Dataset rows describing interfaces:
· · ·

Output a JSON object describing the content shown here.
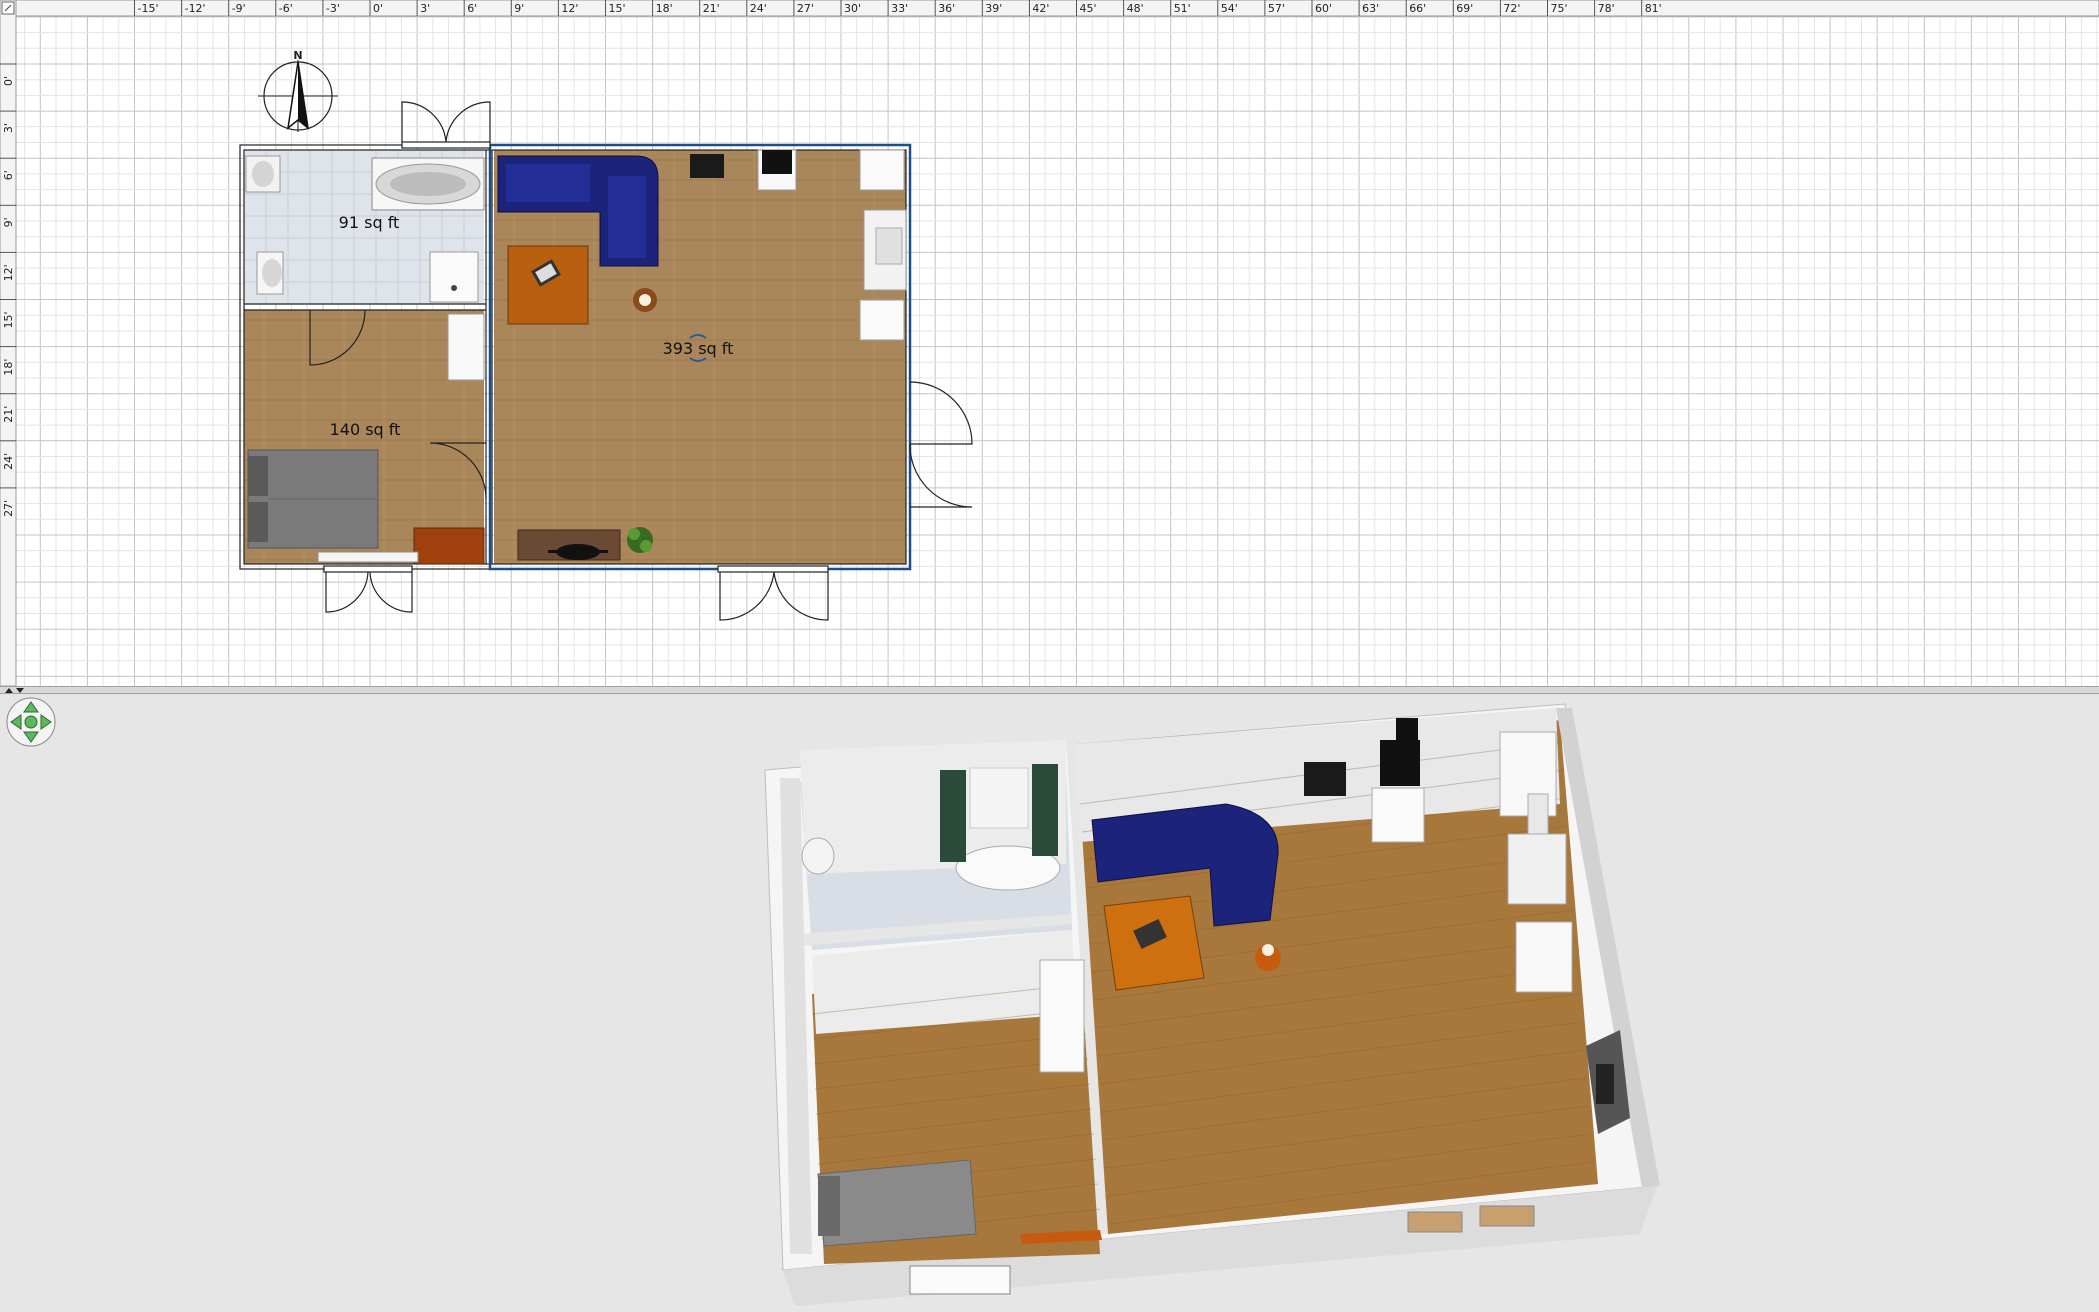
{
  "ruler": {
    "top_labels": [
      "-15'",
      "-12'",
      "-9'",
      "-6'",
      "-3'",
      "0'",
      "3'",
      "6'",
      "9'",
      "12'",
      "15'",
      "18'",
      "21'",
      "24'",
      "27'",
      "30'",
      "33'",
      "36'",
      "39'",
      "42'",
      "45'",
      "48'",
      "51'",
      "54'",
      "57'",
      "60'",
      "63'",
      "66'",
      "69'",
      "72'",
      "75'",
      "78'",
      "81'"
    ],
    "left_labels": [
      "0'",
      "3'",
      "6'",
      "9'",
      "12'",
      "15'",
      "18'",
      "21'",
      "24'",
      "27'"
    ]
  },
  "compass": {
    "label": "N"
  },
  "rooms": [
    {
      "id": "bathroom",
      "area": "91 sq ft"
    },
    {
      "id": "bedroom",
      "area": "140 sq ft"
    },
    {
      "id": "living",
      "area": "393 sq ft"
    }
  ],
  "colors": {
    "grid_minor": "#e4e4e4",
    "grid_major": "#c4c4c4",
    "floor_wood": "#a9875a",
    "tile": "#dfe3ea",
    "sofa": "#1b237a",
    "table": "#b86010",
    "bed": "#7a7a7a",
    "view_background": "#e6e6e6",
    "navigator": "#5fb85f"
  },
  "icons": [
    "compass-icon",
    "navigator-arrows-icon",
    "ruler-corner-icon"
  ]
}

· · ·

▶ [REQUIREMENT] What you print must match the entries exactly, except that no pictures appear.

▶ [RESPONSE BELOW]
Output a JSON object describing the content shown here.
{
  "ruler": {
    "top_labels": [
      "-15'",
      "-12'",
      "-9'",
      "-6'",
      "-3'",
      "0'",
      "3'",
      "6'",
      "9'",
      "12'",
      "15'",
      "18'",
      "21'",
      "24'",
      "27'",
      "30'",
      "33'",
      "36'",
      "39'",
      "42'",
      "45'",
      "48'",
      "51'",
      "54'",
      "57'",
      "60'",
      "63'",
      "66'",
      "69'",
      "72'",
      "75'",
      "78'",
      "81'"
    ],
    "left_labels": [
      "0'",
      "3'",
      "6'",
      "9'",
      "12'",
      "15'",
      "18'",
      "21'",
      "24'",
      "27'"
    ]
  },
  "compass": {
    "label": "N"
  },
  "rooms": [
    {
      "id": "bathroom",
      "area": "91 sq ft"
    },
    {
      "id": "bedroom",
      "area": "140 sq ft"
    },
    {
      "id": "living",
      "area": "393 sq ft"
    }
  ],
  "colors": {
    "grid_minor": "#e4e4e4",
    "grid_major": "#c4c4c4",
    "floor_wood": "#a9875a",
    "tile": "#dfe3ea",
    "sofa": "#1b237a",
    "table": "#b86010",
    "bed": "#7a7a7a",
    "view_background": "#e6e6e6",
    "navigator": "#5fb85f"
  },
  "icons": [
    "compass-icon",
    "navigator-arrows-icon",
    "ruler-corner-icon"
  ]
}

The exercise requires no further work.